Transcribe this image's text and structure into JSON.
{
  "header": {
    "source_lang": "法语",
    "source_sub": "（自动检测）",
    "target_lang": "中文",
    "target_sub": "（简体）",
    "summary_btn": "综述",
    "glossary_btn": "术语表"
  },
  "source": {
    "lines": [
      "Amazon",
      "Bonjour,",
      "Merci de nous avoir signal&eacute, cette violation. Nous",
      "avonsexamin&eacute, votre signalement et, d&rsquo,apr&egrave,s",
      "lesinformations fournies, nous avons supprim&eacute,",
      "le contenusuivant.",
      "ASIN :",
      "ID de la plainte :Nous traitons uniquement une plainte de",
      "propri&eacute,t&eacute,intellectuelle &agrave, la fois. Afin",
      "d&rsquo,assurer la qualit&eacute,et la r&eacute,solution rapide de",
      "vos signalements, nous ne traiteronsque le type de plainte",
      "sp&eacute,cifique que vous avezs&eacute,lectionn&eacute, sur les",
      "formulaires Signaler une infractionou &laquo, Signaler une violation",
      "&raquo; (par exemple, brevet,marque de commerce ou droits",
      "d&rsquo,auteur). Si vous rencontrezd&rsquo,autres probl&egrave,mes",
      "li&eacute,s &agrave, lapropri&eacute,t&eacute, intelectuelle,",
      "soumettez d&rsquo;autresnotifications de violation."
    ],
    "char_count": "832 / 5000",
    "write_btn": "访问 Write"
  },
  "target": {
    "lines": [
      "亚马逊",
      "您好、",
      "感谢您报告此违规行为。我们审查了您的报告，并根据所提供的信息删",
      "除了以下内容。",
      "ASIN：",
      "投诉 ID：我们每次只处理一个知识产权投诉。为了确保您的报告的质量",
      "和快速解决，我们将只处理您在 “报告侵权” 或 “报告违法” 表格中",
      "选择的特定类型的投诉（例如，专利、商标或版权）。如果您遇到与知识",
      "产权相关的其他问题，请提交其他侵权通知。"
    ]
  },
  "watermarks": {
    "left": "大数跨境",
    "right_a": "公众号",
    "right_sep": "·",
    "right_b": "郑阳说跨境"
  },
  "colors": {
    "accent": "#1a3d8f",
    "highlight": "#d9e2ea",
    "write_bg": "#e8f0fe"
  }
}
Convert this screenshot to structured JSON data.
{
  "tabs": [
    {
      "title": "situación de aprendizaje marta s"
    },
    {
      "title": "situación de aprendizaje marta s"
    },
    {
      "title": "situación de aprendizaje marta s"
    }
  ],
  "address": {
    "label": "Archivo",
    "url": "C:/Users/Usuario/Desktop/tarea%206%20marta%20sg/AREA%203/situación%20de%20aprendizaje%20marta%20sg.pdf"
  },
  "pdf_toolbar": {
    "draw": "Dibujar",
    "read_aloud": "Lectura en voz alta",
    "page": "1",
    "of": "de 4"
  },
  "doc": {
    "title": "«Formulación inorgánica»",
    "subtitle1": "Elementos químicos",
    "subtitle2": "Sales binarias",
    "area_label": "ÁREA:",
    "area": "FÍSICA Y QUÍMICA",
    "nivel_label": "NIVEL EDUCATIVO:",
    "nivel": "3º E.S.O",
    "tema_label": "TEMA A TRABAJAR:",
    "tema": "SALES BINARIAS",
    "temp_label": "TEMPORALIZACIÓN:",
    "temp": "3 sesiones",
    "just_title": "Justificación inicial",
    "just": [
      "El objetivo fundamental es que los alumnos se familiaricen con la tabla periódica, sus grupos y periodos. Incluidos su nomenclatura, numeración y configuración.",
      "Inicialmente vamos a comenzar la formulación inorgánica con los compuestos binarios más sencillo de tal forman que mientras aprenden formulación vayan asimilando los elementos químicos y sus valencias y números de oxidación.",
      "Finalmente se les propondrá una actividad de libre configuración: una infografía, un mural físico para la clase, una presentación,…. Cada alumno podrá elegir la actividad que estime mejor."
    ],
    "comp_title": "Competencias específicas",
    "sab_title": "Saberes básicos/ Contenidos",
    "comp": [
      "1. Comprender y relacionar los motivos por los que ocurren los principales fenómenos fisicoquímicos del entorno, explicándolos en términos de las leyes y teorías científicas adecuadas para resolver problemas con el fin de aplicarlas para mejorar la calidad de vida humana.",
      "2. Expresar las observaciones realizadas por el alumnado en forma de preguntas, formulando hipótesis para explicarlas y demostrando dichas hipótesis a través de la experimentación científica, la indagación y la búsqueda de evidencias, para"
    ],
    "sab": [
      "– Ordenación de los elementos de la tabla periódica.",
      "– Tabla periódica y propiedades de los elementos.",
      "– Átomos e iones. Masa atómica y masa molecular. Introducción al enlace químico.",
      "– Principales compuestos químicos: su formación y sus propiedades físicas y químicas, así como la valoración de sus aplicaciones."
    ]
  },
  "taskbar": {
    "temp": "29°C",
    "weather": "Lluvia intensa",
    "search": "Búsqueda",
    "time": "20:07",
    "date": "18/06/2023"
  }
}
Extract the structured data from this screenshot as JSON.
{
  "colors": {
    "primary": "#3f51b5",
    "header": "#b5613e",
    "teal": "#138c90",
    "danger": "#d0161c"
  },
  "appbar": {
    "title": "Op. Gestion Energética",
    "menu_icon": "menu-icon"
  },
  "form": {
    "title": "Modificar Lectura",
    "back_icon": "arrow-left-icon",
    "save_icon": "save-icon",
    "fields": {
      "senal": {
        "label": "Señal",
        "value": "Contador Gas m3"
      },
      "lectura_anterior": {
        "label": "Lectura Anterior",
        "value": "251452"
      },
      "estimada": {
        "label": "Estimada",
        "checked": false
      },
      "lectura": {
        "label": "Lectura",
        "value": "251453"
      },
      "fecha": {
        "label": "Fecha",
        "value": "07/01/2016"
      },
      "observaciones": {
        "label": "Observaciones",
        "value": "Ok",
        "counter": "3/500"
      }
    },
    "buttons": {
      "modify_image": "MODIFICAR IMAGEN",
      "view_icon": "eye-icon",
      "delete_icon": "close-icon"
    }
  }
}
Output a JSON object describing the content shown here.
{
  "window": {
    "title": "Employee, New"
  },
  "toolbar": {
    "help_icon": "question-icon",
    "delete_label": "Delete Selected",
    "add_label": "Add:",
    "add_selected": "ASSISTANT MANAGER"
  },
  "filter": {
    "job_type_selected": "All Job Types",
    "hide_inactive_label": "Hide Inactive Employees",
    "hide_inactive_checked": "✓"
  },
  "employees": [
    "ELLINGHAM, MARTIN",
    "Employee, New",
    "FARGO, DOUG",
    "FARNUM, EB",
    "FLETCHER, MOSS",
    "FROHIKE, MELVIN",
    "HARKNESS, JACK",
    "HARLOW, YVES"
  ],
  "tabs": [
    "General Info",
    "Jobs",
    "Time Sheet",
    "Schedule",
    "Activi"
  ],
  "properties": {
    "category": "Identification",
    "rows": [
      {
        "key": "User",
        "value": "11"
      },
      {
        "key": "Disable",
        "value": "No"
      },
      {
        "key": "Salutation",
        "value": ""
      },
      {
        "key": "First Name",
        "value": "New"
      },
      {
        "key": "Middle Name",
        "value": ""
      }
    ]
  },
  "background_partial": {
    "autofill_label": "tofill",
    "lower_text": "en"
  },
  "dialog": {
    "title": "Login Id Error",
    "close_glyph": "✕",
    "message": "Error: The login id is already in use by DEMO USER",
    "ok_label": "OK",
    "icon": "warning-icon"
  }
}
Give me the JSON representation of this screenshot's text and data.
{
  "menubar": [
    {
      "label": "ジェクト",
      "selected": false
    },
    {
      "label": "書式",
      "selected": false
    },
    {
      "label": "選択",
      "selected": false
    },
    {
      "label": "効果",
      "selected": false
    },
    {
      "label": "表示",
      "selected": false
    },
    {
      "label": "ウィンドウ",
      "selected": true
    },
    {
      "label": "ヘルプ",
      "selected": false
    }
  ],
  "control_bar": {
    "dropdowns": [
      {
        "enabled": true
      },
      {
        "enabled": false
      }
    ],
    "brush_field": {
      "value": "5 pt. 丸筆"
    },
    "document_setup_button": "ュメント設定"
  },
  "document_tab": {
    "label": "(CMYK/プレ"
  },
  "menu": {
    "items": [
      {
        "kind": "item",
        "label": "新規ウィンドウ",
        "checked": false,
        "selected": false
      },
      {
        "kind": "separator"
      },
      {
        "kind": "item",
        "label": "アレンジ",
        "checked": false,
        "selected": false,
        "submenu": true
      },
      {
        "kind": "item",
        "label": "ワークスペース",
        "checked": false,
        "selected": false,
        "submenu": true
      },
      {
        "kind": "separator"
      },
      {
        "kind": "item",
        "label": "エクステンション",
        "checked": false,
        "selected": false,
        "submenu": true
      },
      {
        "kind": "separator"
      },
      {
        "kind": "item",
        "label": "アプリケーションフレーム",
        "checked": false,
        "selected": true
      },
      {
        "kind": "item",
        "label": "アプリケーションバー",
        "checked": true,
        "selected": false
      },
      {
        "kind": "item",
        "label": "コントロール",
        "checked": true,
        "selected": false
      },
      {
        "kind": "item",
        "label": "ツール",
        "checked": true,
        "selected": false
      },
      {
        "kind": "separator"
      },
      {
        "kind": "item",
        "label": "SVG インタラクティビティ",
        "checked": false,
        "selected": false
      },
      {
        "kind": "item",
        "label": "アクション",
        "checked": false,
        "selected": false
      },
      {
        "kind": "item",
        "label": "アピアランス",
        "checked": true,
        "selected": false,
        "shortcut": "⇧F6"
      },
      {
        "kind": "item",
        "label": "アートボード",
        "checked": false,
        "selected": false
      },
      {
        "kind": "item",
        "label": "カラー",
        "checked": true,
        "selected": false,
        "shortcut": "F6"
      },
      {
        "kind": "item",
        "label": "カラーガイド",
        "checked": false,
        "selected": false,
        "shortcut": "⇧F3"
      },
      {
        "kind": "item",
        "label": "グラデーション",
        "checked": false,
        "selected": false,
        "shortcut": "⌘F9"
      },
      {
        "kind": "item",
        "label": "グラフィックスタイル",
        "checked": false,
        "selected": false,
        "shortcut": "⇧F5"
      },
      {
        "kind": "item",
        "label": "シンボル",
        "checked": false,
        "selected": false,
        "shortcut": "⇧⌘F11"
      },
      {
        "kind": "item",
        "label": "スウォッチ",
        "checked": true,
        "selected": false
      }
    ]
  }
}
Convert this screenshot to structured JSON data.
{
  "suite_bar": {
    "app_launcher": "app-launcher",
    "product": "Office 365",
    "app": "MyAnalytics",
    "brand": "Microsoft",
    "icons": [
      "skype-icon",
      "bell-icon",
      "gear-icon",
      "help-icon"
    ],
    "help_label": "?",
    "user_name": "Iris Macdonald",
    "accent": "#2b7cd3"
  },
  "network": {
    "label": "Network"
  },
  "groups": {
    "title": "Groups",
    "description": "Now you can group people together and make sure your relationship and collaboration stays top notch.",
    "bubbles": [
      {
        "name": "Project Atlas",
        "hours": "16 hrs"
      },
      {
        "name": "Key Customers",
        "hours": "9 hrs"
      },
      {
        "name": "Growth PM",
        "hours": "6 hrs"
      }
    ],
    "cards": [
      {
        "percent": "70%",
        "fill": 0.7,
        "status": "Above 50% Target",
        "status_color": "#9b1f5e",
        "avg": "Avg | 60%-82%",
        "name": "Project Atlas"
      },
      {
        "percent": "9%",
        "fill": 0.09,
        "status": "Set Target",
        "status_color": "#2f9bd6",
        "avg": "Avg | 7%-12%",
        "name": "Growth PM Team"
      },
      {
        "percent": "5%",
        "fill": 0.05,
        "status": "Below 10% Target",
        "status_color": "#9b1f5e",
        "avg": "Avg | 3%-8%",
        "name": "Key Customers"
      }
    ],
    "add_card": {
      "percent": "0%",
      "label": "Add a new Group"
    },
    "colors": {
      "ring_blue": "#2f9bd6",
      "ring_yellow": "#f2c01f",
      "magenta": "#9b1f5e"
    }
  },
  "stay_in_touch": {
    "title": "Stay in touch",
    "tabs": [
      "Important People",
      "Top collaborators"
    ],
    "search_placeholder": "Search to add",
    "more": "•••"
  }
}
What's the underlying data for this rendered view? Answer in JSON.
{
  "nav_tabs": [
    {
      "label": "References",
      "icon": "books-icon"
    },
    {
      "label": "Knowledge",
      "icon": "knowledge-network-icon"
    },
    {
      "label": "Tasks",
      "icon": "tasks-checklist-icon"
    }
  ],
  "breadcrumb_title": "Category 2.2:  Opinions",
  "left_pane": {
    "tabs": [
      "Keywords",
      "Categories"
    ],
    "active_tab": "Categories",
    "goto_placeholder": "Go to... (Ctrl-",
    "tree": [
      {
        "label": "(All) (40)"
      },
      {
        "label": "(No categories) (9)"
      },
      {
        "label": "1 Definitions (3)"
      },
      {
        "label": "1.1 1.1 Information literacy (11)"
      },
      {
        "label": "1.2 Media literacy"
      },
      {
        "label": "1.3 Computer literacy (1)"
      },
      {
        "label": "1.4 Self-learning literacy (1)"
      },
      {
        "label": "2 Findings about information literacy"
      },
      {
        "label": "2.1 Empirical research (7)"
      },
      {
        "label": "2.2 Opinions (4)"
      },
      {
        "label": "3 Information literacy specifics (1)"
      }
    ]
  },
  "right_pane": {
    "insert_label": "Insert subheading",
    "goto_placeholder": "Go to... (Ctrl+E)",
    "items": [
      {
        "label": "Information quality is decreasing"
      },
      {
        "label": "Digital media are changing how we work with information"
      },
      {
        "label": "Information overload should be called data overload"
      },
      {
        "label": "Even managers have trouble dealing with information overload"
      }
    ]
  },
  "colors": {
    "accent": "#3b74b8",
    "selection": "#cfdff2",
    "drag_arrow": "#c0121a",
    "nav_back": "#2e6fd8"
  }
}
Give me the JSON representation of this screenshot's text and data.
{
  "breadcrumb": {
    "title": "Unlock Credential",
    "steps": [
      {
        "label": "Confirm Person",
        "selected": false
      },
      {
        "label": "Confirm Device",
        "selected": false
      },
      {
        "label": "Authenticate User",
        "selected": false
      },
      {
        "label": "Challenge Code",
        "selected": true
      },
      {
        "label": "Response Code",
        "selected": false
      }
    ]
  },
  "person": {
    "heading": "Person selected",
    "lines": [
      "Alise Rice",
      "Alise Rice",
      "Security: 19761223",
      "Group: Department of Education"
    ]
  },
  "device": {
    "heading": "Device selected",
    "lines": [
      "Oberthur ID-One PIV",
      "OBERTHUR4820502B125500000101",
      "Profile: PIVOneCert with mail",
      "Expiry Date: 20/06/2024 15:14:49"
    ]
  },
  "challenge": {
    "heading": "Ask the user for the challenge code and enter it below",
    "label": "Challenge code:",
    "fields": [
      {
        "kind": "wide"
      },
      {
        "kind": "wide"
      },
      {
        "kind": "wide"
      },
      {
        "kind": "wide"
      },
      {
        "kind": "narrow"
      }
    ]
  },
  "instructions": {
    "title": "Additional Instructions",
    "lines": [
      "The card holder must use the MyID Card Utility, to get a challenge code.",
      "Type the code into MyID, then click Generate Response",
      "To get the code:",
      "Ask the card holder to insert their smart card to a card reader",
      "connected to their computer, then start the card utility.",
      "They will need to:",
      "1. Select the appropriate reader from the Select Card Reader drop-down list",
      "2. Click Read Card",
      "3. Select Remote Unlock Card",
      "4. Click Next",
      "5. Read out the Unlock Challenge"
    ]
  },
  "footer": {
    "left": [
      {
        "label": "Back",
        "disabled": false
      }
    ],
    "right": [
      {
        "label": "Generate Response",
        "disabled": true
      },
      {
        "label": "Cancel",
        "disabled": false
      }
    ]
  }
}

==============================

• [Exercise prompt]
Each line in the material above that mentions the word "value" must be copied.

• [Your solution]
        "value": "Contador Gas m3"
        "value": "251452"
        "value": "251453"
        "value": "07/01/2016"
        "value": "Ok",
        "value": "11"
        "value": "No"
        "value": ""
        "value": "New"
        "value": ""
      "value": "5 pt. 丸筆"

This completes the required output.